Editor's note: This story was originally published March 4, 2005.
You go to the Arctic Roadrunner because it serves one of the best cheeseburgers in town.
You don't expect the dash of morality or the heaping helping of history. But like the solitary pickle that rests atop the bun of every Arctic Roadrunner burger, the unexpected side dishes distinguish the place from the rest of the city's burger joints.
The cheeseburgers date back more than 40 years, back to when Dick Sanchis bought an 8-by-30-foot trailer for $75 and took it to the 1964 Alaska State Fair. He sold cheeseburgers for 59 cents (85 cents with fries and a Coke), hot dogs for 49 cents and hot tamales for 25 cents.
The simple red crosses that hang at each of today's locations, and the large, framed signs that spread the gospel according to Sanchis, came in the early '70s.
And the photo gallery — a larger-than-life scrapbook of Alaskans famous and not-so-famous — came a couple decades later.
Sanchis, 66, didn't set out to become a grill-cook-turned-philosopher-turned-historian. Things just sort of happened, beginning with his decision as a young man to be his own boss. His desire for independence goes back to when he was living in Chicago and met an attractive brunette one day at Lake Michigan. They didn't exchange names, but when she told him she usually came to the lake on Thursday afternoons, Sanchis figured they had an unofficial date.
When he asked his boss if he could have the next Thursday afternoon off, his boss told him sure. "But don't bother coming back."
Sanchis still thinks about the missed tryst. More than that, he remembers how lousy it was to work for an inflexible boss. That's why he tells his managers that if he catches them working 60-hour weeks, he will fire them.
Remnants of a street-tough Chicago accent remain when Sanchis shares opinions and philosophies, something he does with little coaxing. He likes to talk with pen and paper, writing down key words and underlining them. He doesn't go more than a few sentences without a "Lemme tell ya what I mean" or a "Ya know what I'm talkin' about?" A conversation with him can easily last half a day.

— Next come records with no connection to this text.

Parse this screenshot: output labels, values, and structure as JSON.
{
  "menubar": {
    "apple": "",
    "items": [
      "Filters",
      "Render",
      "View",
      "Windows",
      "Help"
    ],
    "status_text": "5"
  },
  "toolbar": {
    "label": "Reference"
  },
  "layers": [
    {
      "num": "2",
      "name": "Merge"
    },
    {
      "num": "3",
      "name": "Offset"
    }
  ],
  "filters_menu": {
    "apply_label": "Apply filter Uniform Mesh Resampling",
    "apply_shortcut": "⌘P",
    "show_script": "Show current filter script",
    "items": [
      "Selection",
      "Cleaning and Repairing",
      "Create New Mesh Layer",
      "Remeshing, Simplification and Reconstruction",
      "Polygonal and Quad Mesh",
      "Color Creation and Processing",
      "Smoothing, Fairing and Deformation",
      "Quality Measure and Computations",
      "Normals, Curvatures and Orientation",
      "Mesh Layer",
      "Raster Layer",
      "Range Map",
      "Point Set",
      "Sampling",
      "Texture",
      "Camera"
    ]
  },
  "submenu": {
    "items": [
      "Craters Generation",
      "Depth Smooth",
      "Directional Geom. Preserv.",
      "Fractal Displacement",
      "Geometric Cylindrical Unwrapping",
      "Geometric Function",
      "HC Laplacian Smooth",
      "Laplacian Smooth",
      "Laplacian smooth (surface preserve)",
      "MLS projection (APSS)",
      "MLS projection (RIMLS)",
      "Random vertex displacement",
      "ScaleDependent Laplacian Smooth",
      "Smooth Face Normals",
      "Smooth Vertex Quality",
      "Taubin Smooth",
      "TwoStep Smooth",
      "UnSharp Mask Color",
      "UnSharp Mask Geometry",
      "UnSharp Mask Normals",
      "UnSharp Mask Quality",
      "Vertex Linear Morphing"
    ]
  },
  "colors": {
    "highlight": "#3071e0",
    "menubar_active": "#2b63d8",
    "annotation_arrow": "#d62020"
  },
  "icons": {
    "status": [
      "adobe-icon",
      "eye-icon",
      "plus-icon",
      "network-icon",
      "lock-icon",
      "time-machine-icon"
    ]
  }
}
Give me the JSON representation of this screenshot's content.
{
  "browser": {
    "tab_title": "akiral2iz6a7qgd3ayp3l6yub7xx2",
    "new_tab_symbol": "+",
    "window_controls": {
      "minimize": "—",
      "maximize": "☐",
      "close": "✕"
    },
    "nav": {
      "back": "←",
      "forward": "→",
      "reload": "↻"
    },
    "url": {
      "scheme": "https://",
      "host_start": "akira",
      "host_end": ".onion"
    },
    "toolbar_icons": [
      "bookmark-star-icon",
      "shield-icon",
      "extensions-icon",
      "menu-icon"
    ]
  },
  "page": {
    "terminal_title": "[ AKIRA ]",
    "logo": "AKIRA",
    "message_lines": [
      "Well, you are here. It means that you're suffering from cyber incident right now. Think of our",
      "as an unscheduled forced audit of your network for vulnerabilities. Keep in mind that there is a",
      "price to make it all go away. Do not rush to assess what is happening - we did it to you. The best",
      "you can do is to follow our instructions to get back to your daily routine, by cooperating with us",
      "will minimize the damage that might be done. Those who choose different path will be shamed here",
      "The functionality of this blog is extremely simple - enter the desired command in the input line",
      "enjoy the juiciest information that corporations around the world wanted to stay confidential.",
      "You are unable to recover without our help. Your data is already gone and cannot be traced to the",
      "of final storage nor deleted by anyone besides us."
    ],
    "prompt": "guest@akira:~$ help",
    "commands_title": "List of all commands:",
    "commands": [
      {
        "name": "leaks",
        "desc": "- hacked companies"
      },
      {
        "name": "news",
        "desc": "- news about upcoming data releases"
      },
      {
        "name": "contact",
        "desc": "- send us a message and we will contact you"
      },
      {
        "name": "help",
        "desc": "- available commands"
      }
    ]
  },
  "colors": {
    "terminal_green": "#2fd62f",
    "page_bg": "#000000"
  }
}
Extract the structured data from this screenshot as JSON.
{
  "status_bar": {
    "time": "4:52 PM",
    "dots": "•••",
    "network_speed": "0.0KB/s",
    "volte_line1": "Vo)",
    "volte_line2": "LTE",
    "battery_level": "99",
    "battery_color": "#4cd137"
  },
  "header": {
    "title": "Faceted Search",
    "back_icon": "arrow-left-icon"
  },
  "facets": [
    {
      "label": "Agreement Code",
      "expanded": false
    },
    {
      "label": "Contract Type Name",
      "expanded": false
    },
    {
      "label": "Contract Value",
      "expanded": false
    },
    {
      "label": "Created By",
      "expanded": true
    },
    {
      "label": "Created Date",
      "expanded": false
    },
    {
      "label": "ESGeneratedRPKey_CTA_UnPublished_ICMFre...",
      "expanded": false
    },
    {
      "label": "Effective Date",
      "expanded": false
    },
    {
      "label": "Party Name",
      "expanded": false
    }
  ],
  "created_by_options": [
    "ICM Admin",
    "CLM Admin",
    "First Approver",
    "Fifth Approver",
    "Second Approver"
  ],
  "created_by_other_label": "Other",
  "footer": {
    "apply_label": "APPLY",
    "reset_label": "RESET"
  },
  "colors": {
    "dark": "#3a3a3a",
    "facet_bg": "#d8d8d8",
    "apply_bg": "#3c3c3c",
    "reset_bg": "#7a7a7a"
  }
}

Even if you don't know him to talk to him, you learn something about Sanchis simply by going to one of his restaurants. Before customers ever see the menu, they see this sign outside the door:
"Our personal and business policies … Sincerity. Honesty. Equality. Justice. Perfect — NO. Conscientious — YES. We believe in this. For no man will we ever change."
A flag-waver long before 9/11, Sanchis came to Alaska with the Army in 1962. He's a love-it-or-leave-it patriot who remembers growing up in Chicago during World War II when trains filled with troops stopped in the city and bombers headed to Europe flew overhead. At the Old Seward Highway store, there's a copy of the Bill of Rights and framed quotations from Abraham Lincoln. At the Arctic Boulevard store, there's an essay about what it means to be an American.
Inside both stores hang a wooden cross. Near the cross hangs a plaque: "Let there be peace on earth, and let it begin with me."
Friends tried to dissuade Sanchis from displaying such personal beliefs so publicly. "You might offend someone, " they told him.
Sanchis did it anyway. "I wanted to let people know my position without being a Bible-thumping guy, " he said.
If anyone's been offended, it doesn't show. The restaurants are busy, the customers are loyal, and Sanchis figures he's sold close to a million burgers over the years — even though he always closes on Sundays and most holidays.
The most loyal of the customers — 900 and counting — are enshrined in a photo gallery at the Old Seward Highway store. The chief requirement for inclusion is that you've been a customer for at least 20 years.
There's a picture of James McCarry, the last territorial judge to serve the Anchorage area, and another of Herb Hilscher, who helped draft the Alaska Constitution. There's one of Dick and Carol Benjamin, who started Abbott Loop Community Church, and one of Mark Schlereth, the three-time Super Bowl winner.
"I know all these people, " said Sanchis, who's been a pallbearer for more than one member of the gallery. "Some of them I talked to five or 10 times, others two- or three-hundred times.
"There's so much history in this place. It's amazing."
Even more amazing? It all comes with fries.